15. Stimulating innovation and growth

Most businesses want to increase their revenues, but it becomes increasingly difficult as industries mature and competition increases. Creating new knowledge through effective knowledge sharing, collaboration, and information delivery can stimulate innovation. If you achieve this and many of the other 14 benefits enabled by knowledge management, you should be able to achieve growth.

References:

1.Snowden, David - Volunteer not conscript (2006)

2.Godin, Seth - The Curse of Great Expectations (2004)

3.Santayana, George - The Life of Reason (1905-1906): Vol. I, Reason in Common Sense

About Stan Garfield:

Stan Garfield is a knowledge management author, speaker, and community leader based in Northville, Michigan. He has worked in the field of knowledge management for over 20 years.

Stan spent eight years at Deloitte leading communities and enterprise social networking. Before that, he spent 25 years at HP, Compaq, and Digital Equipment Corporation.
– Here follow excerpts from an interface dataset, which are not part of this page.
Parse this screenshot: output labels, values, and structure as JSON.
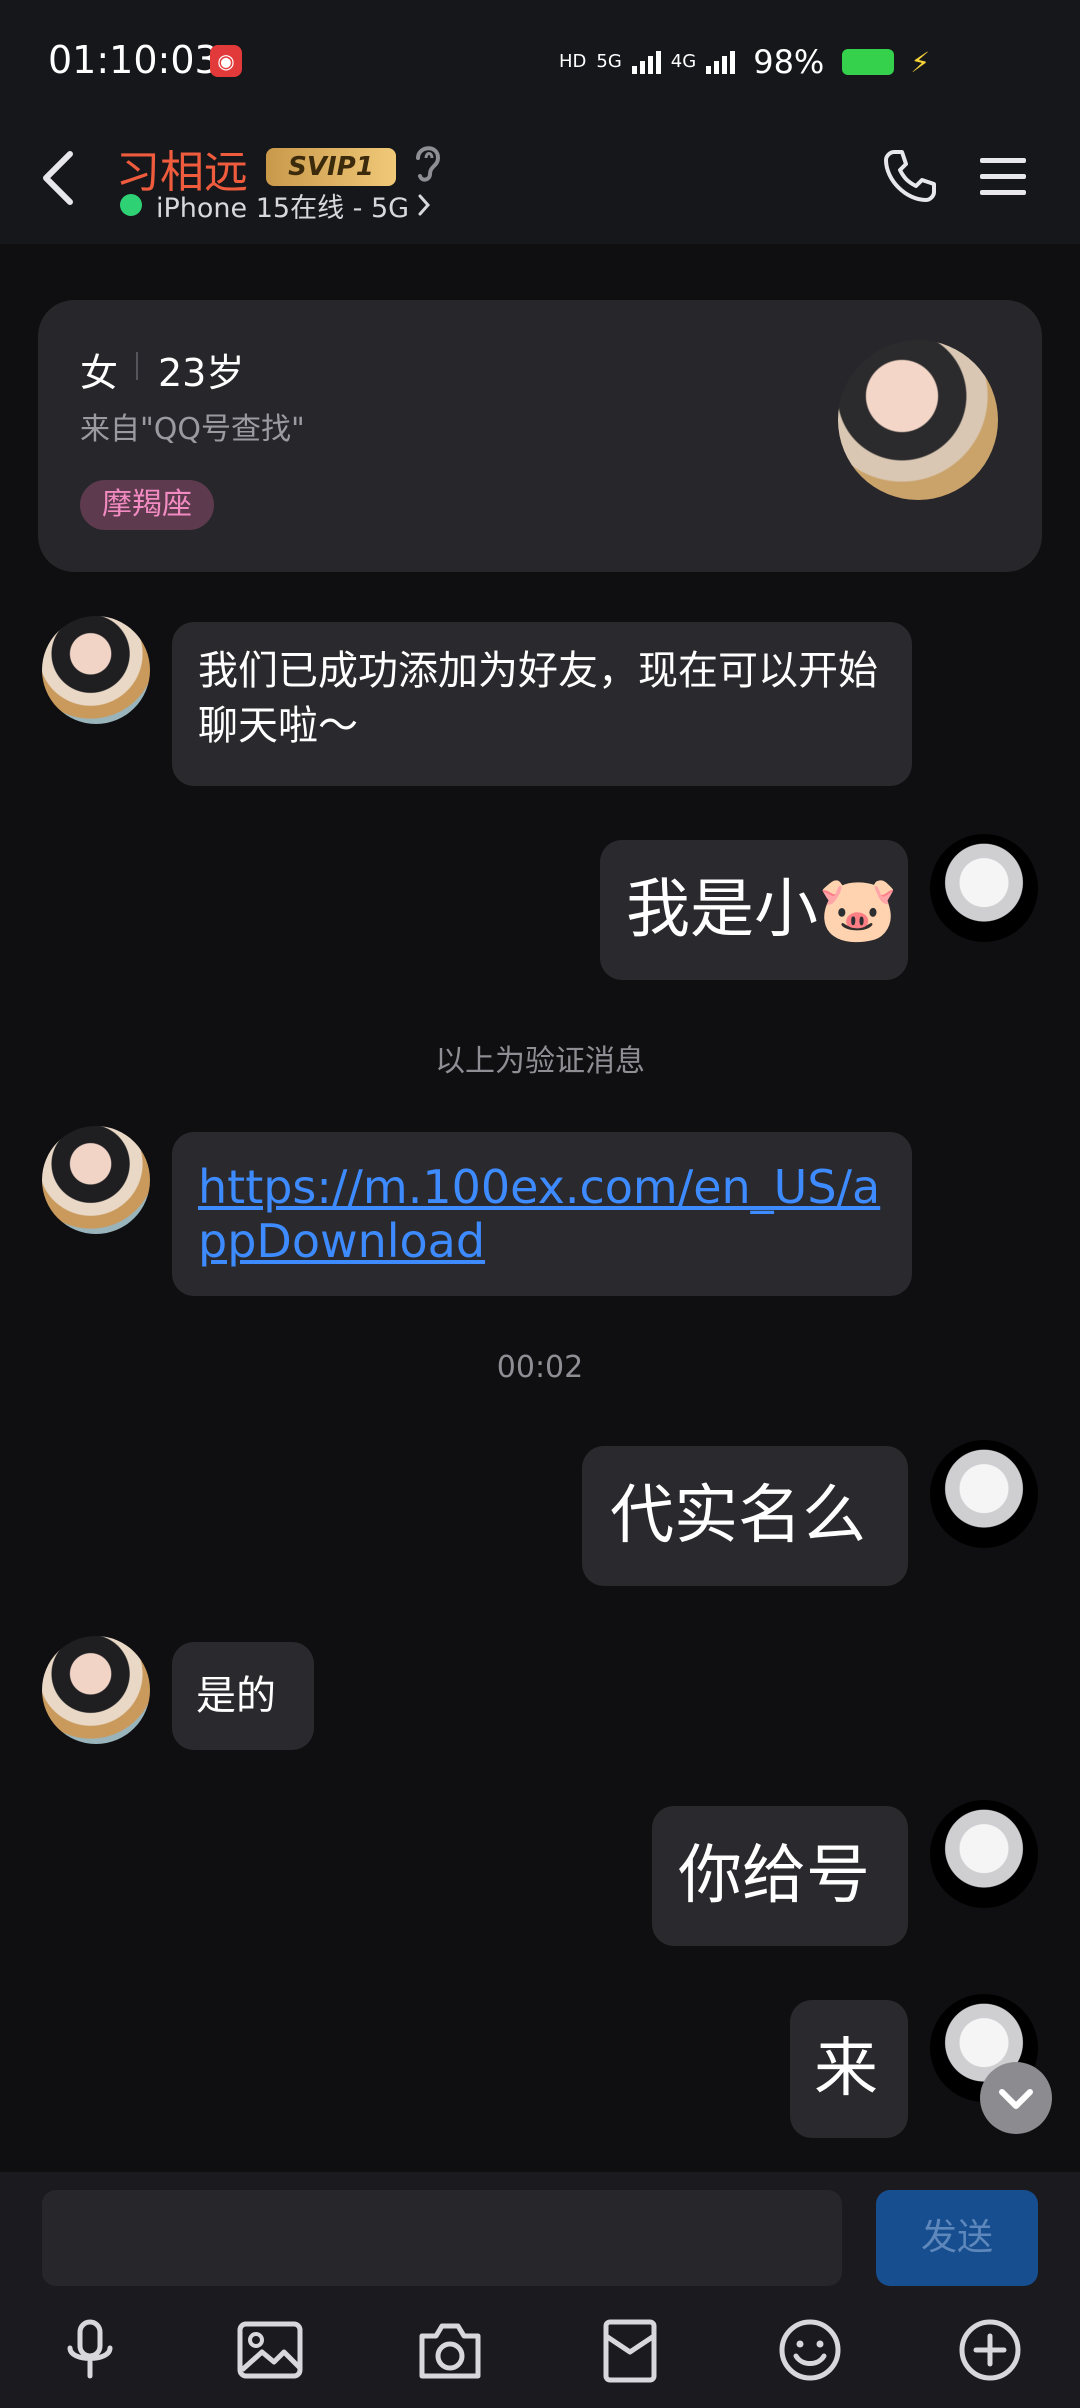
{
  "status_bar": {
    "time": "01:10:03",
    "hd_label": "HD",
    "net_5g": "5G",
    "net_4g": "4G",
    "battery": "98%"
  },
  "header": {
    "contact_name": "习相远",
    "vip_badge": "SVIP1",
    "device_status": "iPhone 15在线 - 5G"
  },
  "profile_card": {
    "gender": "女",
    "age": "23岁",
    "source": "来自\"QQ号查找\"",
    "zodiac": "摩羯座"
  },
  "messages": [
    {
      "side": "left",
      "text": "我们已成功添加为好友，现在可以开始聊天啦～"
    },
    {
      "side": "right",
      "text": "我是小🐷"
    },
    {
      "side": "left",
      "text": "https://m.100ex.com/en_US/appDownload"
    },
    {
      "side": "right",
      "text": "代实名么"
    },
    {
      "side": "left",
      "text": "是的"
    },
    {
      "side": "right",
      "text": "你给号"
    },
    {
      "side": "right",
      "text": "来"
    }
  ],
  "system_notes": {
    "verify": "以上为验证消息",
    "time": "00:02"
  },
  "composer": {
    "placeholder": "",
    "send_label": "发送"
  },
  "toolbar": [
    "microphone-icon",
    "image-icon",
    "camera-icon",
    "red-packet-icon",
    "emoji-icon",
    "plus-icon"
  ]
}
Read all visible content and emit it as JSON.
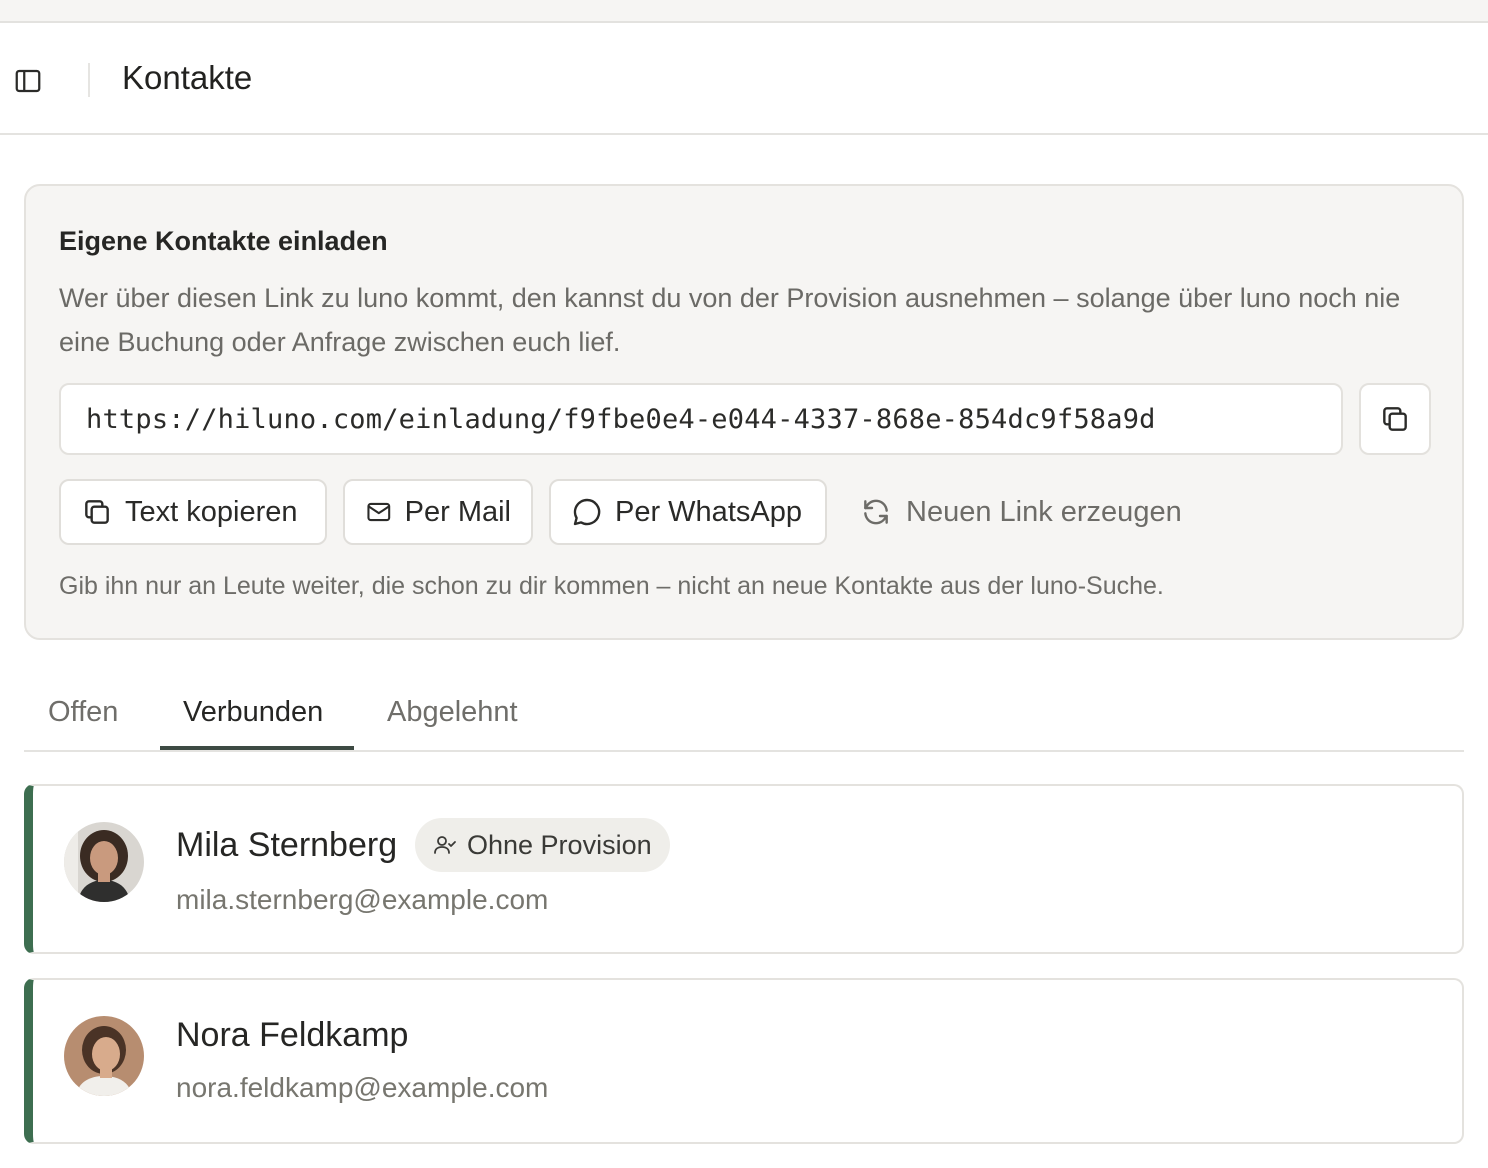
{
  "header": {
    "title": "Kontakte",
    "sidebar_toggle_icon": "sidebar-panel-icon"
  },
  "invite": {
    "title": "Eigene Kontakte einladen",
    "description": "Wer über diesen Link zu luno kommt, den kannst du von der Provision ausnehmen – solange über luno noch nie eine Buchung oder Anfrage zwischen euch lief.",
    "link": "https://hiluno.com/einladung/f9fbe0e4-e044-4337-868e-854dc9f58a9d",
    "buttons": {
      "copy_text": "Text kopieren",
      "mail": "Per Mail",
      "whatsapp": "Per WhatsApp",
      "regenerate": "Neuen Link erzeugen"
    },
    "hint": "Gib ihn nur an Leute weiter, die schon zu dir kommen – nicht an neue Kontakte aus der luno-Suche."
  },
  "tabs": [
    {
      "label": "Offen",
      "active": false
    },
    {
      "label": "Verbunden",
      "active": true
    },
    {
      "label": "Abgelehnt",
      "active": false
    }
  ],
  "contacts": [
    {
      "name": "Mila Sternberg",
      "email": "mila.sternberg@example.com",
      "badge": "Ohne Provision"
    },
    {
      "name": "Nora Feldkamp",
      "email": "nora.feldkamp@example.com"
    }
  ],
  "colors": {
    "accent_green": "#3d6e50",
    "card_bg": "#f6f5f3",
    "tab_underline": "#3d4a43"
  }
}
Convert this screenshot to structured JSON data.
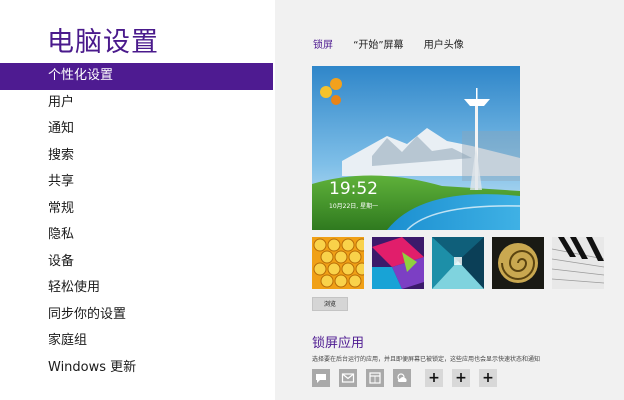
{
  "window": {
    "title": "电脑设置"
  },
  "sidebar": {
    "items": [
      {
        "label": "个性化设置",
        "active": true
      },
      {
        "label": "用户",
        "active": false
      },
      {
        "label": "通知",
        "active": false
      },
      {
        "label": "搜索",
        "active": false
      },
      {
        "label": "共享",
        "active": false
      },
      {
        "label": "常规",
        "active": false
      },
      {
        "label": "隐私",
        "active": false
      },
      {
        "label": "设备",
        "active": false
      },
      {
        "label": "轻松使用",
        "active": false
      },
      {
        "label": "同步你的设置",
        "active": false
      },
      {
        "label": "家庭组",
        "active": false
      },
      {
        "label": "Windows 更新",
        "active": false
      }
    ]
  },
  "tabs": [
    {
      "label": "锁屏",
      "active": true
    },
    {
      "label": "“开始”屏幕",
      "active": false
    },
    {
      "label": "用户头像",
      "active": false
    }
  ],
  "lock_screen": {
    "time": "19:52",
    "date": "10月22日, 星期一"
  },
  "browse_label": "浏览",
  "lock_apps": {
    "heading": "锁屏应用",
    "description": "选择要在后台运行的应用，并且即便屏幕已被锁定，这些应用也会显示快速状态和通知",
    "slots": [
      {
        "icon": "speech-bubble-icon"
      },
      {
        "icon": "mail-icon"
      },
      {
        "icon": "calendar-icon"
      },
      {
        "icon": "weather-icon"
      },
      {
        "icon": "add-icon",
        "symbol": "+"
      },
      {
        "icon": "add-icon",
        "symbol": "+"
      },
      {
        "icon": "add-icon",
        "symbol": "+"
      }
    ]
  },
  "colors": {
    "accent": "#4e1b91",
    "title": "#4a1a8c",
    "content_bg": "#f1f1f1"
  }
}
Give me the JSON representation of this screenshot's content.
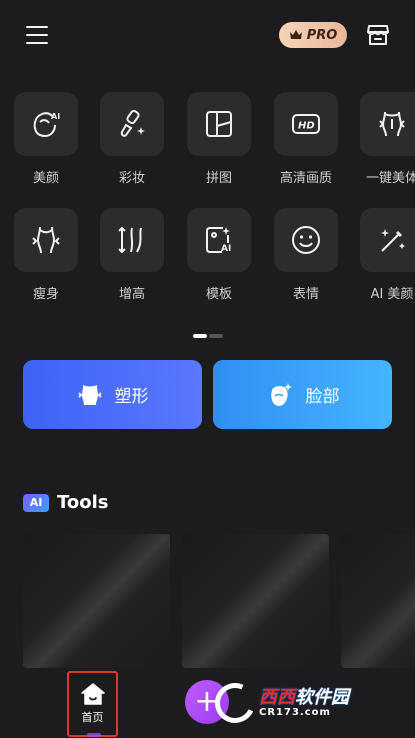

Stan launched Digital's first knowledge management program in 1996, helped develop the corporate KM strategy for Compaq, and led the Worldwide Knowledge Management Program for HP.